_Problem to work on_. For every line in the records below that holds "What", make a copy.

(Records from a collection)
- Opening Delimiter -
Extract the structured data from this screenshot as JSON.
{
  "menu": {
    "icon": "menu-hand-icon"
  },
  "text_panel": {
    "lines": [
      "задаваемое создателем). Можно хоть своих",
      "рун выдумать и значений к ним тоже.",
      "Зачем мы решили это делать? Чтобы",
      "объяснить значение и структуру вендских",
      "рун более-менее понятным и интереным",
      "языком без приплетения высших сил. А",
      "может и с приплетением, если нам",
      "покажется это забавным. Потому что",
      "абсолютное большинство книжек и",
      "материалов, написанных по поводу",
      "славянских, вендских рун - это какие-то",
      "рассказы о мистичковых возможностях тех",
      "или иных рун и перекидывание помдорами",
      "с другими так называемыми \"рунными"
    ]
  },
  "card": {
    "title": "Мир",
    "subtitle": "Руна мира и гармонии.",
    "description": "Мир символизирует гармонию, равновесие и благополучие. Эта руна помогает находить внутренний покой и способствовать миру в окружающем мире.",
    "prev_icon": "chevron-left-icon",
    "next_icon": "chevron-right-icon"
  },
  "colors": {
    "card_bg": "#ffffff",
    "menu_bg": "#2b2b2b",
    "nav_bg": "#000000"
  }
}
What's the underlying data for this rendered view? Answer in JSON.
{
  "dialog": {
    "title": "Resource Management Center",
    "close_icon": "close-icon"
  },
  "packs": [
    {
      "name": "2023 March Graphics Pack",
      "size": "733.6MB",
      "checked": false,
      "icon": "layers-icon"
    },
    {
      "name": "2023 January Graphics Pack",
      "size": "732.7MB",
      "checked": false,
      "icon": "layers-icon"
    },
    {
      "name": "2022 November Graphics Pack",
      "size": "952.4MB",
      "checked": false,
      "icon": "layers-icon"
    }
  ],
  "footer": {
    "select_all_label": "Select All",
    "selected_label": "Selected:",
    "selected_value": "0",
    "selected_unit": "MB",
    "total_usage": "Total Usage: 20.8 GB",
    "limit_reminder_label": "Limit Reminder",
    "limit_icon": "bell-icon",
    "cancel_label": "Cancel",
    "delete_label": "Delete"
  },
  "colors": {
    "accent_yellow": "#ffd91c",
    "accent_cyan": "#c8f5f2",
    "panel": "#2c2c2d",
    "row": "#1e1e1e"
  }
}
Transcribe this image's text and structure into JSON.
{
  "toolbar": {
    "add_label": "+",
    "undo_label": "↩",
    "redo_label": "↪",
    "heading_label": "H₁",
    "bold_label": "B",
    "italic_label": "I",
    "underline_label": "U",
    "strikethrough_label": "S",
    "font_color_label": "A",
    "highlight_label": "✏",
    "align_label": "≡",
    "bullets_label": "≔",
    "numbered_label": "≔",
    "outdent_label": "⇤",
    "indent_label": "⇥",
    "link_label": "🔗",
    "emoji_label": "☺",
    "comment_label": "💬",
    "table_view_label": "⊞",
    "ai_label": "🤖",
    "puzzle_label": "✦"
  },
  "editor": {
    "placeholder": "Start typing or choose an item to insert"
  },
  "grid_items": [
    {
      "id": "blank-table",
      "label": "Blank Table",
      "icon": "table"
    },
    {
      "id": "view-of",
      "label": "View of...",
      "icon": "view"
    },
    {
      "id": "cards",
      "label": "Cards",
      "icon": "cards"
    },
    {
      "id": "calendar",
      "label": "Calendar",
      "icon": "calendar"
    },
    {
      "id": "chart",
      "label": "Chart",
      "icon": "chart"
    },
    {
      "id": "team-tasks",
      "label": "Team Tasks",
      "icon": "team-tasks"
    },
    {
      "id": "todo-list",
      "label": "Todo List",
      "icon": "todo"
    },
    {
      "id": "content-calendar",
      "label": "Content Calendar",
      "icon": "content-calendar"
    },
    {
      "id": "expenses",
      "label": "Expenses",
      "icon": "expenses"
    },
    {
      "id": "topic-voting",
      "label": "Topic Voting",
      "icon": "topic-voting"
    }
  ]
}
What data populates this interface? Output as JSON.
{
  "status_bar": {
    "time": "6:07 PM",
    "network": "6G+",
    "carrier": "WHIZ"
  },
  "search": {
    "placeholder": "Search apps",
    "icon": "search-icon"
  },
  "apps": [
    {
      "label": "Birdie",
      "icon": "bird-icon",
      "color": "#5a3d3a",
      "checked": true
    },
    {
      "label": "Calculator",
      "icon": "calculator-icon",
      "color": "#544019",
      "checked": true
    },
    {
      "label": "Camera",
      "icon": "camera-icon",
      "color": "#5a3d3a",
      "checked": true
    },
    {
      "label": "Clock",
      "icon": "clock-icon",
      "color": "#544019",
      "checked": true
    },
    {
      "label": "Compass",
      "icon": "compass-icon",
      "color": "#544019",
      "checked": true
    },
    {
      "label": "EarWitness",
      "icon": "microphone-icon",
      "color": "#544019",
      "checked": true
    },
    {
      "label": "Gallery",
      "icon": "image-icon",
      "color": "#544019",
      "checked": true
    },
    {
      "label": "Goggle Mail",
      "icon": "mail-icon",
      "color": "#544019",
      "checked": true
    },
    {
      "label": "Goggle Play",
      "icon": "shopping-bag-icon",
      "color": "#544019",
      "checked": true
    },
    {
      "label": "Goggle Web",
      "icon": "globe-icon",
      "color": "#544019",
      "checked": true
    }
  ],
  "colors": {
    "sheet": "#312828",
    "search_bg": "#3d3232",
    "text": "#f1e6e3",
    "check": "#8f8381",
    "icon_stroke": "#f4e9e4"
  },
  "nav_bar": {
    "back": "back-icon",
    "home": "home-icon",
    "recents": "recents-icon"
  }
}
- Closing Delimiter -
_Completed task_.
What's the underlying data for this rendered view? Answer in JSON.
What data populates this interface? Output as JSON.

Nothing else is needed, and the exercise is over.